Climax

Gaspar Noé's latest journey into the depths of human depravity, Climax—in which a troupe of young dancers are unwittingly slipped LSD in sangria and then overcome by madness—unequivocally contains some of the filmmaker's finest work. Though at times the movie is hamstrung by some of Noé's usual preoccupations, namely his seemingly unquenchable desire to offend and shock. After some opening interviews introducing us to the film's racially and sexually diverse characters, we're brought to the story proper via a thrilling dance sequence that is quite possibly the best I've ever seen committed to film. When Noé gifts the audience with a second choreographed number—and "gift" is absolutely the word for these astonishing scenes—I found myself hoping he would focus on the joyous abandonment of dancing. He does not. As the performers begin to succumb to the acid now coursing through their bodies, Noé puts them through all manner of horrors. And that's the main issue with an otherwise enthralling work. The paranoia that slowly overcomes the group is masterfully presented—Benoît Debie's disorienting cinematography is stellar, and when combined with the nonstop pulsating electronic music, it provides the viewer with an otherworldly anxiety not unlike a bad trip. However, the characters are lesser for the illogical way they hasten themselves to incredible cruelty and violence. Noé is a captivating, unmistakably talented filmmaker, but one wishes he was a tad less hellbent on making his audiences stare the worst of humanity in the face. R. DONOVAN FARLEY. Bridgeport, Cinema 21.

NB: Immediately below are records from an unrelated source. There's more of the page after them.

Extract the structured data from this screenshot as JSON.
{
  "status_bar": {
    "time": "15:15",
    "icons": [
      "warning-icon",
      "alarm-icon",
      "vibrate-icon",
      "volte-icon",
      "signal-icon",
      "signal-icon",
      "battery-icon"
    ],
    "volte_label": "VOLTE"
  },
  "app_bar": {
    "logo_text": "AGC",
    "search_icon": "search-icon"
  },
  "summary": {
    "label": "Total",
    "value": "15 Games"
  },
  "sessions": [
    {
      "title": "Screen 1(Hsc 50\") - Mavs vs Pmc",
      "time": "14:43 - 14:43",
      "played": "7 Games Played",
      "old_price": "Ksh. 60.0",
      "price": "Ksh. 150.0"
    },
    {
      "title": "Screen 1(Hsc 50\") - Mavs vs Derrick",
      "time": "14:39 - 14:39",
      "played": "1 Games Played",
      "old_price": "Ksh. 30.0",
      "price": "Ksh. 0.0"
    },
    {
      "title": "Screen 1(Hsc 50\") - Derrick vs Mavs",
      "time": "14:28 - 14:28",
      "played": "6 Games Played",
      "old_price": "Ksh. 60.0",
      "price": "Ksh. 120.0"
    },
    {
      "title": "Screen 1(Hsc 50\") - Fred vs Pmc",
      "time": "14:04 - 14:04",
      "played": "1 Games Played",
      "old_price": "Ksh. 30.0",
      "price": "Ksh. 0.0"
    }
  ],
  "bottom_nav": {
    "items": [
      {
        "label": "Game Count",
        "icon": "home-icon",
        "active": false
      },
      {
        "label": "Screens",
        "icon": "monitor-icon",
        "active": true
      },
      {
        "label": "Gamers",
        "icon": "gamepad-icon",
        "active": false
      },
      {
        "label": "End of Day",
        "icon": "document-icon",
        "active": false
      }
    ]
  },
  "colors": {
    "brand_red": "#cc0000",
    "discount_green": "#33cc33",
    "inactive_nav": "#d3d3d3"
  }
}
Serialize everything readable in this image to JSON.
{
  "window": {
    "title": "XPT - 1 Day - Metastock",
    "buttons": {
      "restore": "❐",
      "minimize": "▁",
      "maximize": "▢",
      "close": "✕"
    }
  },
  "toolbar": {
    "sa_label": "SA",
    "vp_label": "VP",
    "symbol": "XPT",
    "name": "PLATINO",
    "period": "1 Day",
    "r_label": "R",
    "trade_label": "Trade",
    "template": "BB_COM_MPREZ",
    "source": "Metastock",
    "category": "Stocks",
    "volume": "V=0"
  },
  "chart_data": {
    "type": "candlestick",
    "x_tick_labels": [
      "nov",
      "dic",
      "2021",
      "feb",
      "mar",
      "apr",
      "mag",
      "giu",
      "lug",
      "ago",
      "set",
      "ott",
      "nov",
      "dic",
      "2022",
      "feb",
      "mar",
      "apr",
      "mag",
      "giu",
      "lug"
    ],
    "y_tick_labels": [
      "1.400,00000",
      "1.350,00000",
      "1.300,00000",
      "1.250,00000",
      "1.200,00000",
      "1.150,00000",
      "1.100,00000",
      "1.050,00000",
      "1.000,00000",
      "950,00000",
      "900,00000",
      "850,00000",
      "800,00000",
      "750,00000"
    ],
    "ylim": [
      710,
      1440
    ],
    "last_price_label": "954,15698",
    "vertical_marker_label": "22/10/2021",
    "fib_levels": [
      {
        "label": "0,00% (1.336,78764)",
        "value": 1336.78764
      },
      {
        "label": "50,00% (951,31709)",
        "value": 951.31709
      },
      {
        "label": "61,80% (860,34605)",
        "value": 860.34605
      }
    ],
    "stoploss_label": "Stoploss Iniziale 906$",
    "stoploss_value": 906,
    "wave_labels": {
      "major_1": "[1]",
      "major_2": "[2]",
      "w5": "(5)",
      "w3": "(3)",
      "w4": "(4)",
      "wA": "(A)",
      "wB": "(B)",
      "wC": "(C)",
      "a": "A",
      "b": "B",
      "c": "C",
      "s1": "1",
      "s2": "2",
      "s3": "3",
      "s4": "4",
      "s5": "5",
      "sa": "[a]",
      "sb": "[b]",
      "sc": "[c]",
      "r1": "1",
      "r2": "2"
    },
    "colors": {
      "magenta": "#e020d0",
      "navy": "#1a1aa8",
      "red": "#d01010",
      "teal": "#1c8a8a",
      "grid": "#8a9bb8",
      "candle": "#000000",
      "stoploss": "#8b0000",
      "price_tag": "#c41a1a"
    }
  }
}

To Dust

Insisting on the literal interpretation of a religious text can be a shortcut to fanaticism. That's part of the pleasure in To Dust handling an orthodox view so sweetly and personally. Shawn Snyder directs this story of a Hasidic widower obsessing over his late wife physically returning to earth. Believing her spirit (but more likely his own) won't rest until the interred body evacuates this world, Shmuel (Géza Röhrig) enlists the help of a community college professor (Matthew Broderick) to study and quicken her decomposition. Even if the "why" is deep and bizarre, the "how" in To Dust is a little easy. Broderick slides too neatly into the role of the put-upon, burnout teacher (think his Election character 20 years later). And a hokey buddy dynamic develops around a series of morbid missions and some culture-clash chatter. The Broderick of it all is more like a selling point than a necessity to what's otherwise a Hasidic character study with scant handholding for the audience. When the movie prioritizes drama, Röhrig (who you might know from 2015's Son of Saul) carries the day as a sympathetic believer whose fixation drives him outside his church so he can honor his faith. R. CHANCE SOLEM-PFEIFER. Fox Tower.

Ruben Brandt, Collector

Animator Milorad Krstic's weirdo art-heist movie, released in Europe last year and new to America through distribution by Sony, is by design a hodgepodge—both critically and graphically. The animation is an ambitious mixture of techniques and styles inspired by a myriad of fine artists—one woman, for example, is a three-eyed, two-mouthed Picasso painting. The plot contains wildly divergent threads spinning off in all kinds of directions: spy story, heist movie, pop-psychological portrait, dreamscape simulator, art critique—whatever you can think of, it's in here somewhere. The first half is entertaining, though at times the storyline can feel mushed together. But when the plot really locks in, Ruben Brandt becomes a surprisingly compelling film. A famous psychotherapist and his patients end up stealing artistic masterpieces to help him cure what he believes is the early stages of schizophrenia. Think of it as a messier Spiderman: Into the Spider-Verse for art snobs, with a collision of styles and themes that use the medium of digital animation to do the unexpected onscreen. R. CORBIN SMITH. Living Room.